==== PROVIDED DATA

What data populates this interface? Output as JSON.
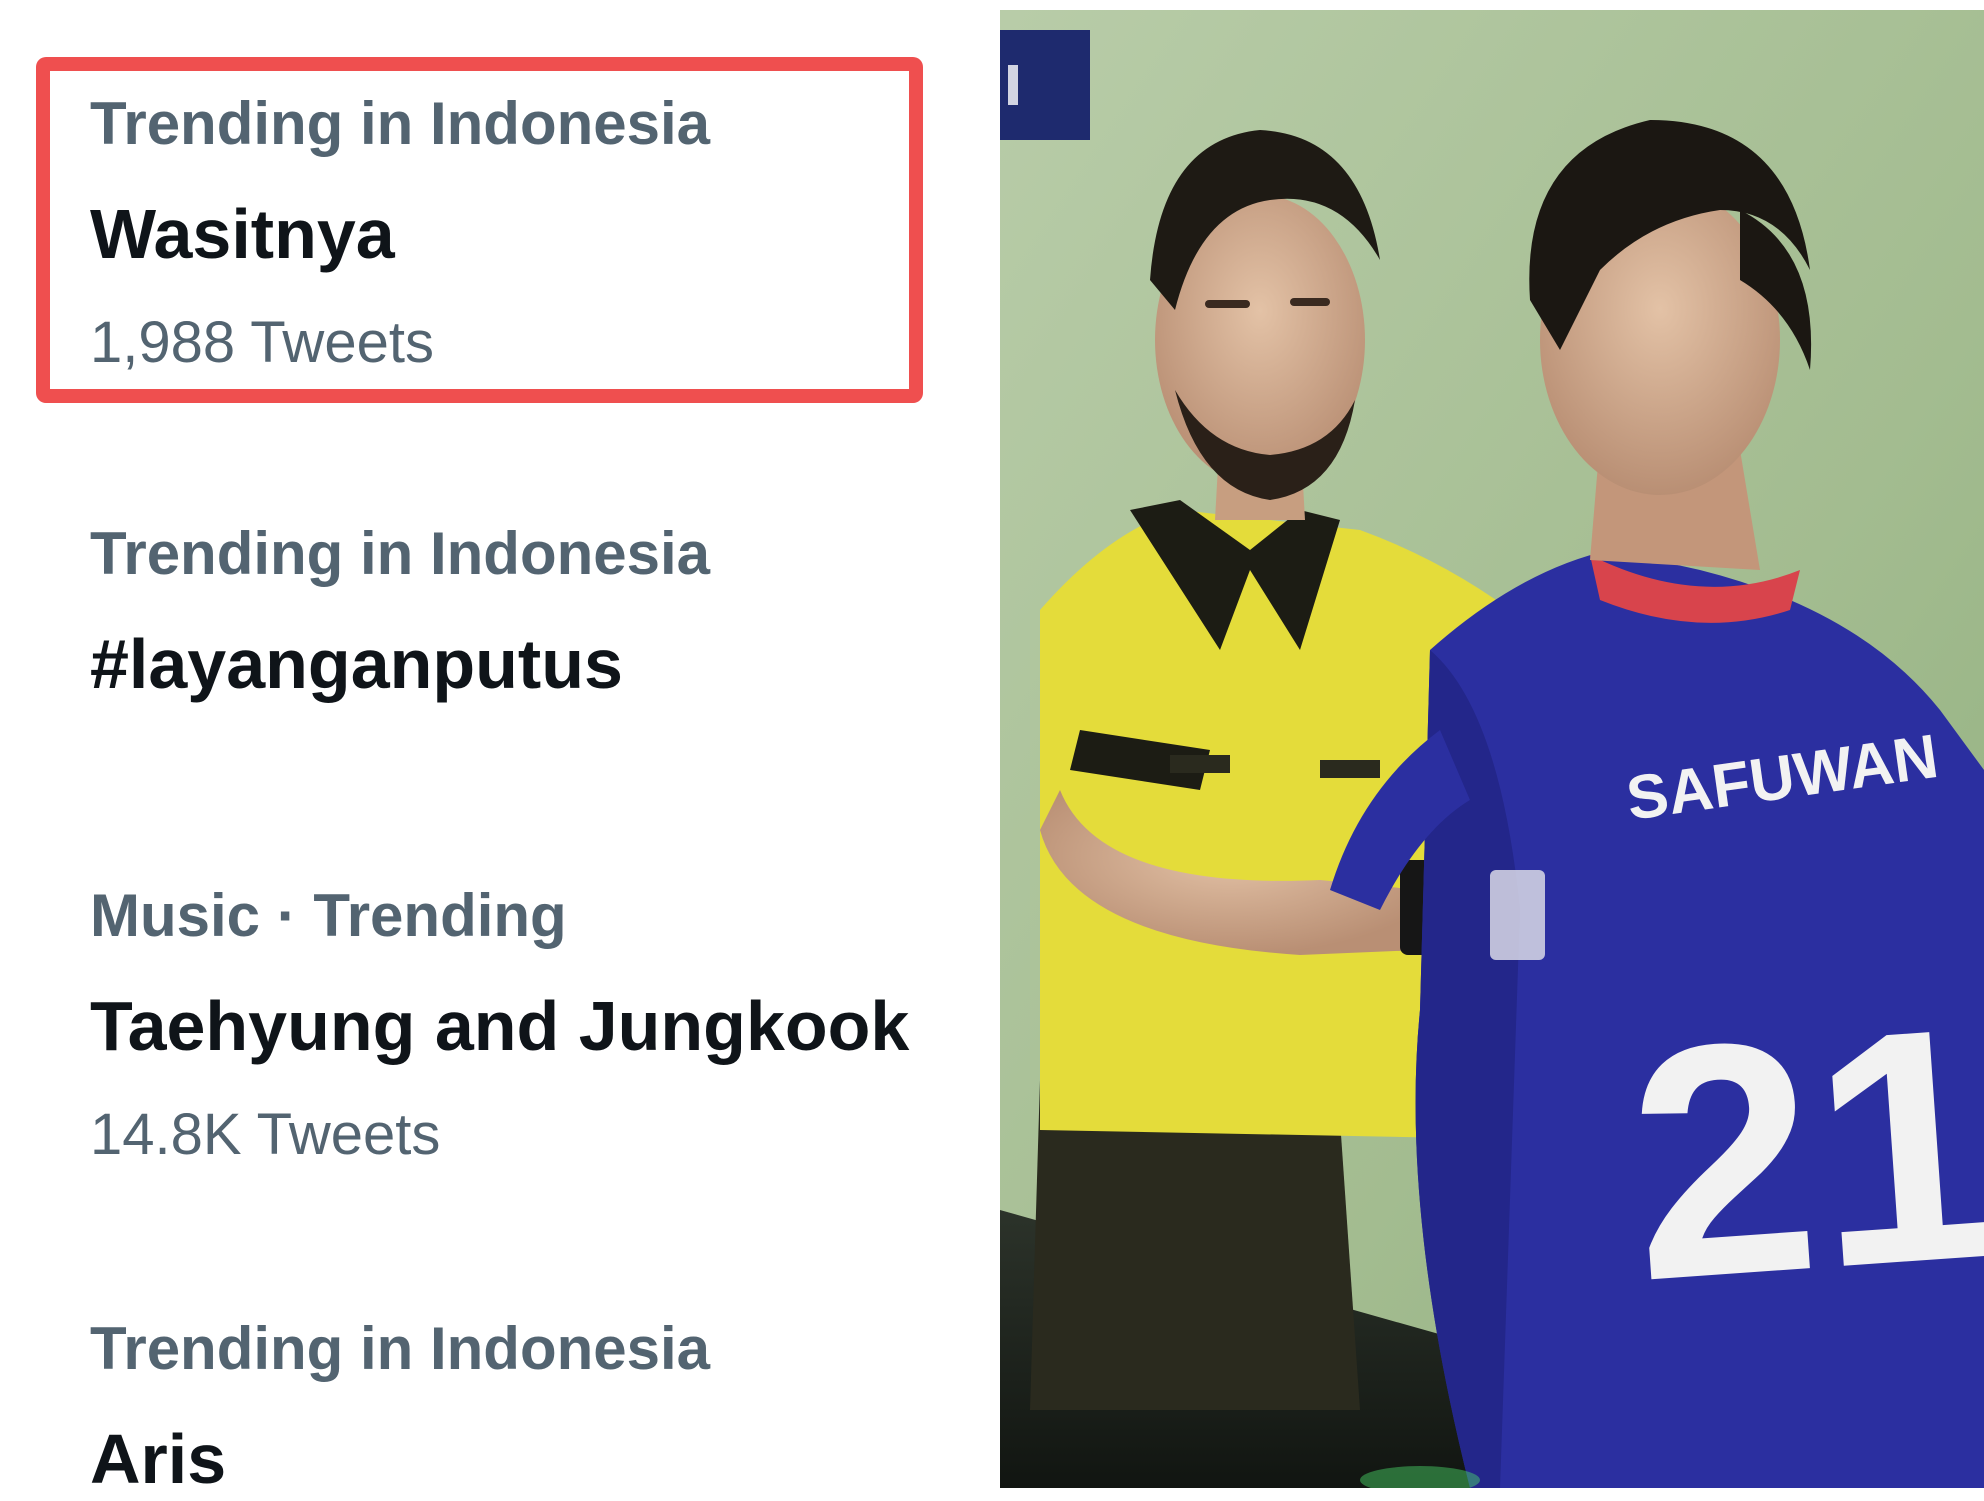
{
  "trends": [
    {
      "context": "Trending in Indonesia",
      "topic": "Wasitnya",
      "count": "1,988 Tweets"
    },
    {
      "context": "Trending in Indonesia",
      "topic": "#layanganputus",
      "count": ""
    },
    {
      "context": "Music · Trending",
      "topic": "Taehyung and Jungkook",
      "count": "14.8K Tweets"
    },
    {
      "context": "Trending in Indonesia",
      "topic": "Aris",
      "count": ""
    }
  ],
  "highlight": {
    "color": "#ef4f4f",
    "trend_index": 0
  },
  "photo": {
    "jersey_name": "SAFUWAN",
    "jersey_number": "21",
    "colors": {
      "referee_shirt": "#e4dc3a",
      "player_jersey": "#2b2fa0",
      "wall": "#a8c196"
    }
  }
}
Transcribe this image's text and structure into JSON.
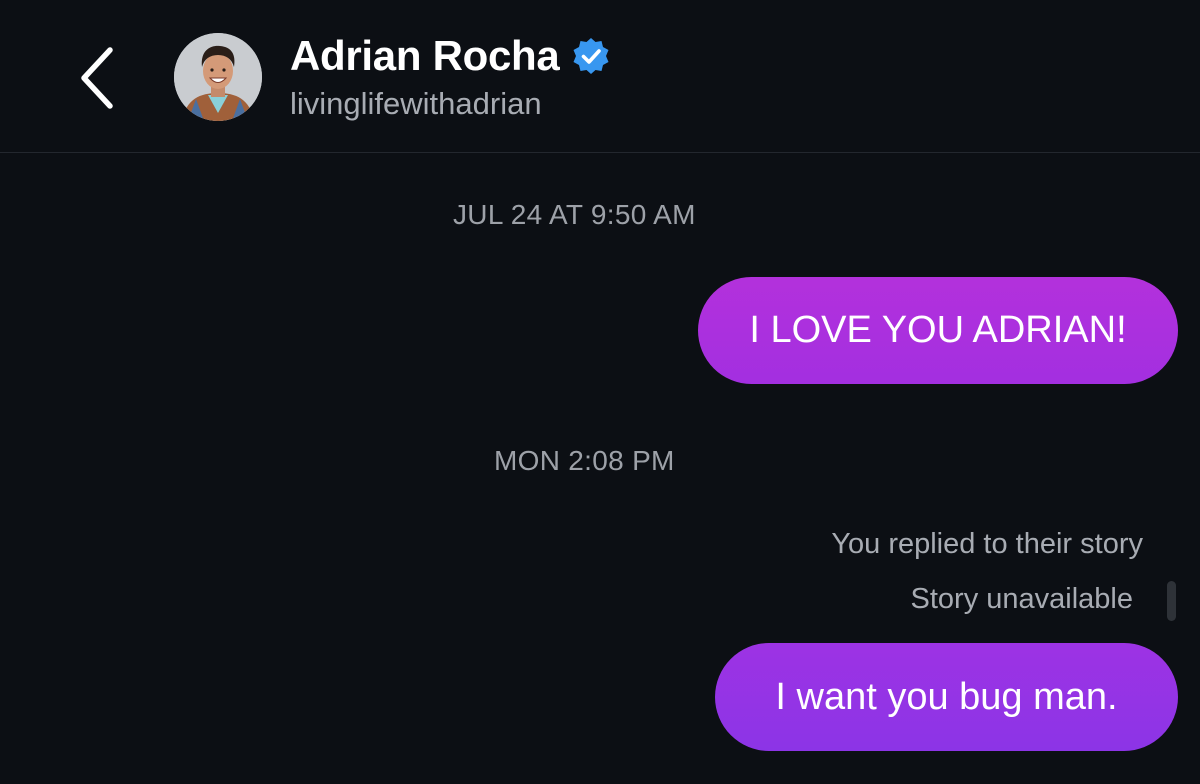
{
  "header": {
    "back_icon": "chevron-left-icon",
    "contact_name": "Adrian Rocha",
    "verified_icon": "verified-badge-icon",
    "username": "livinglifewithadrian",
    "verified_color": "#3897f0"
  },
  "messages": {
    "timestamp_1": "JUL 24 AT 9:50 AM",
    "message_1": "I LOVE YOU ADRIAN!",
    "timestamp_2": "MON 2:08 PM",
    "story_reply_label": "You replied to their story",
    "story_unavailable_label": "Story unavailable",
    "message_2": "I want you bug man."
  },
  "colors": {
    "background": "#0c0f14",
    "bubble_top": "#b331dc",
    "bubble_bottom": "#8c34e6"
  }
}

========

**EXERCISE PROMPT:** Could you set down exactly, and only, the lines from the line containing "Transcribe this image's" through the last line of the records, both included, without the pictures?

**RESPONSE FOR THIS EXERCISE:**
Transcribe this image's text and structure into JSON.
{
  "header": {
    "back_icon": "chevron-left-icon",
    "contact_name": "Adrian Rocha",
    "verified_icon": "verified-badge-icon",
    "username": "livinglifewithadrian",
    "verified_color": "#3897f0"
  },
  "messages": {
    "timestamp_1": "JUL 24 AT 9:50 AM",
    "message_1": "I LOVE YOU ADRIAN!",
    "timestamp_2": "MON 2:08 PM",
    "story_reply_label": "You replied to their story",
    "story_unavailable_label": "Story unavailable",
    "message_2": "I want you bug man."
  },
  "colors": {
    "background": "#0c0f14",
    "bubble_top": "#b331dc",
    "bubble_bottom": "#8c34e6"
  }
}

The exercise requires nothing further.